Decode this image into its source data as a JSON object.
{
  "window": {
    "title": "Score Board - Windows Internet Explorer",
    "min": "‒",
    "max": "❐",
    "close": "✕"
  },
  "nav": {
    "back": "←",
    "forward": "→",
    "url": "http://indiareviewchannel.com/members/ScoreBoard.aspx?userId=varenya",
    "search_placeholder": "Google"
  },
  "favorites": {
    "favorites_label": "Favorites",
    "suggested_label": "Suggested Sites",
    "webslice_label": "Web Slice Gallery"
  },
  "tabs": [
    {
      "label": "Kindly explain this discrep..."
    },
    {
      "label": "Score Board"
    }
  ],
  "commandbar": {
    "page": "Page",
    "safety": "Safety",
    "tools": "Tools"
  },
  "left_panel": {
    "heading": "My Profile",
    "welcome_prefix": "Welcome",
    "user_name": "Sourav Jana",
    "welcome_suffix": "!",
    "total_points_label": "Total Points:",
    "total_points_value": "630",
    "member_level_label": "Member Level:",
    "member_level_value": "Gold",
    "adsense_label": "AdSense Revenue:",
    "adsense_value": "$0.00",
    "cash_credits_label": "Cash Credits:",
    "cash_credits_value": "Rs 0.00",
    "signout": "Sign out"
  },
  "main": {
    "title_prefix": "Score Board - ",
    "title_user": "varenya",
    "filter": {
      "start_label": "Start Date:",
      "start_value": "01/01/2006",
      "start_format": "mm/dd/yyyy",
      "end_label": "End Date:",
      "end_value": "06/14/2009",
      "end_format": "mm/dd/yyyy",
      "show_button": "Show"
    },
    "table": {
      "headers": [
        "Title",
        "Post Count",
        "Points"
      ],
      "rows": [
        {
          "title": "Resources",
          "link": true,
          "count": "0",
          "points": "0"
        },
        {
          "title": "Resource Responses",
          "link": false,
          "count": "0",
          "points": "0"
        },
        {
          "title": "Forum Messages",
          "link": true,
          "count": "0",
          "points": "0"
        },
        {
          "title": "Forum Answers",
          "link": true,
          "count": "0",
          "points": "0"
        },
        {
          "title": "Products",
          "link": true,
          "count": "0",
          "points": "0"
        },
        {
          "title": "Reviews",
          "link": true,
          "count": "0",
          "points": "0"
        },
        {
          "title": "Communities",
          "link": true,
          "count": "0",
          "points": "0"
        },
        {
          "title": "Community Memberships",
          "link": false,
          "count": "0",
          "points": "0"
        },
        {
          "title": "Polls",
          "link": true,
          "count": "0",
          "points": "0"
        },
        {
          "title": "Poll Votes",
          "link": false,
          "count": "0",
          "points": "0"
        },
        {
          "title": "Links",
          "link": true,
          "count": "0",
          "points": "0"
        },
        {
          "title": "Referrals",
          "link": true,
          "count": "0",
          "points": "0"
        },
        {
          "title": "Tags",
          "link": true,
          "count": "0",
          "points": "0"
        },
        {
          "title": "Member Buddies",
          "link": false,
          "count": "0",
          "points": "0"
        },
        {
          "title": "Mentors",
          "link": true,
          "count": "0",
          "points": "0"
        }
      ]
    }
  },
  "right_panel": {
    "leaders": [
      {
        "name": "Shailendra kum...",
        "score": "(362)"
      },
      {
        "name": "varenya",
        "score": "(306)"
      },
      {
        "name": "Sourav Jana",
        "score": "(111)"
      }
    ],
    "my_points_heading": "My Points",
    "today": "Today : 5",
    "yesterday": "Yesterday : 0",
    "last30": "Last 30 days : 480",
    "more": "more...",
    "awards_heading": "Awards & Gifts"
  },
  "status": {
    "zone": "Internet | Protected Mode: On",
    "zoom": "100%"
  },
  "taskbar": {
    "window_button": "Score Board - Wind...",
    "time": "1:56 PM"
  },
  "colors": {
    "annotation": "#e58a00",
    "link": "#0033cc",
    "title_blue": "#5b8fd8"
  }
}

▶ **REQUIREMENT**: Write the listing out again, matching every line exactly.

▶ **YOUR SOLUTION**:
Decode this image into its source data as a JSON object.
{
  "window": {
    "title": "Score Board - Windows Internet Explorer",
    "min": "‒",
    "max": "❐",
    "close": "✕"
  },
  "nav": {
    "back": "←",
    "forward": "→",
    "url": "http://indiareviewchannel.com/members/ScoreBoard.aspx?userId=varenya",
    "search_placeholder": "Google"
  },
  "favorites": {
    "favorites_label": "Favorites",
    "suggested_label": "Suggested Sites",
    "webslice_label": "Web Slice Gallery"
  },
  "tabs": [
    {
      "label": "Kindly explain this discrep..."
    },
    {
      "label": "Score Board"
    }
  ],
  "commandbar": {
    "page": "Page",
    "safety": "Safety",
    "tools": "Tools"
  },
  "left_panel": {
    "heading": "My Profile",
    "welcome_prefix": "Welcome",
    "user_name": "Sourav Jana",
    "welcome_suffix": "!",
    "total_points_label": "Total Points:",
    "total_points_value": "630",
    "member_level_label": "Member Level:",
    "member_level_value": "Gold",
    "adsense_label": "AdSense Revenue:",
    "adsense_value": "$0.00",
    "cash_credits_label": "Cash Credits:",
    "cash_credits_value": "Rs 0.00",
    "signout": "Sign out"
  },
  "main": {
    "title_prefix": "Score Board - ",
    "title_user": "varenya",
    "filter": {
      "start_label": "Start Date:",
      "start_value": "01/01/2006",
      "start_format": "mm/dd/yyyy",
      "end_label": "End Date:",
      "end_value": "06/14/2009",
      "end_format": "mm/dd/yyyy",
      "show_button": "Show"
    },
    "table": {
      "headers": [
        "Title",
        "Post Count",
        "Points"
      ],
      "rows": [
        {
          "title": "Resources",
          "link": true,
          "count": "0",
          "points": "0"
        },
        {
          "title": "Resource Responses",
          "link": false,
          "count": "0",
          "points": "0"
        },
        {
          "title": "Forum Messages",
          "link": true,
          "count": "0",
          "points": "0"
        },
        {
          "title": "Forum Answers",
          "link": true,
          "count": "0",
          "points": "0"
        },
        {
          "title": "Products",
          "link": true,
          "count": "0",
          "points": "0"
        },
        {
          "title": "Reviews",
          "link": true,
          "count": "0",
          "points": "0"
        },
        {
          "title": "Communities",
          "link": true,
          "count": "0",
          "points": "0"
        },
        {
          "title": "Community Memberships",
          "link": false,
          "count": "0",
          "points": "0"
        },
        {
          "title": "Polls",
          "link": true,
          "count": "0",
          "points": "0"
        },
        {
          "title": "Poll Votes",
          "link": false,
          "count": "0",
          "points": "0"
        },
        {
          "title": "Links",
          "link": true,
          "count": "0",
          "points": "0"
        },
        {
          "title": "Referrals",
          "link": true,
          "count": "0",
          "points": "0"
        },
        {
          "title": "Tags",
          "link": true,
          "count": "0",
          "points": "0"
        },
        {
          "title": "Member Buddies",
          "link": false,
          "count": "0",
          "points": "0"
        },
        {
          "title": "Mentors",
          "link": true,
          "count": "0",
          "points": "0"
        }
      ]
    }
  },
  "right_panel": {
    "leaders": [
      {
        "name": "Shailendra kum...",
        "score": "(362)"
      },
      {
        "name": "varenya",
        "score": "(306)"
      },
      {
        "name": "Sourav Jana",
        "score": "(111)"
      }
    ],
    "my_points_heading": "My Points",
    "today": "Today : 5",
    "yesterday": "Yesterday : 0",
    "last30": "Last 30 days : 480",
    "more": "more...",
    "awards_heading": "Awards & Gifts"
  },
  "status": {
    "zone": "Internet | Protected Mode: On",
    "zoom": "100%"
  },
  "taskbar": {
    "window_button": "Score Board - Wind...",
    "time": "1:56 PM"
  },
  "colors": {
    "annotation": "#e58a00",
    "link": "#0033cc",
    "title_blue": "#5b8fd8"
  }
}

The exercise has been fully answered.